Fossil fuel combustion accounts for more than three-quarters of the global greenhouse gases that are driving climate destabilization, and the front-line victims of this crisis are people in sub-Saharan Africa, Asia, the Middle East, low-lying island nations, and Indigenous peoples on all continents. The populations most vulnerable to devastating floods, fires, storms, crop failures, and environmentally linked diseases are poor, and, everywhere, this disproportionately includes racialized people. Failing to act where we can to reduce fossil fuel consumption says a lot about how we value the lives of the people most harmed by climate change. Fossil capitalism is deeply racist—at every level and at every point in its supply chains and net of environmental impacts.
The university’s entanglements in relations of racism and exclusion do not stop at the boundaries of the campus. What we do – or fail to do—in deciding on the priorities for research and teaching and for the investment of university endowment and pension funds has consequences for people we may never know and generations yet to be born.

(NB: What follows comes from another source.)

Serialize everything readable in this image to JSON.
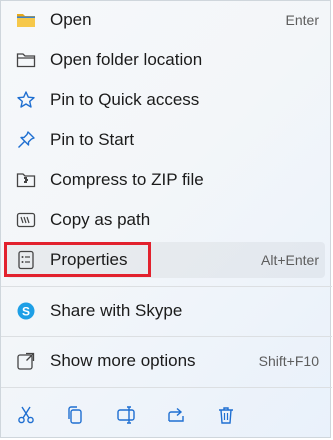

Yes, we are only one institution, and we are struggling to protect our core mission of serving the public good in the context of massive defunding by the UCP government. Understood. But in the process of the re-envisioning and radical restructuring of the university, let us seize the opportunity to examine how our commitments currently contribute to environmental racism in our own province and globally. Let us talk seriously about how we can practise what we preach not only regarding employment practices, but also regarding the knowledge we produce and the funds we invest. What interests are these serving? How could education, research, and university investments be better used to advance social equality and ecological sustainability and to dismantle racist relationships?
Laurie Adkin is the author of Knowledge for an Ecologically Sustainable Future? Innovation Policy and Alberta Universities, published June 2020 by the Parkland Institute and the Corporate Mapping Project.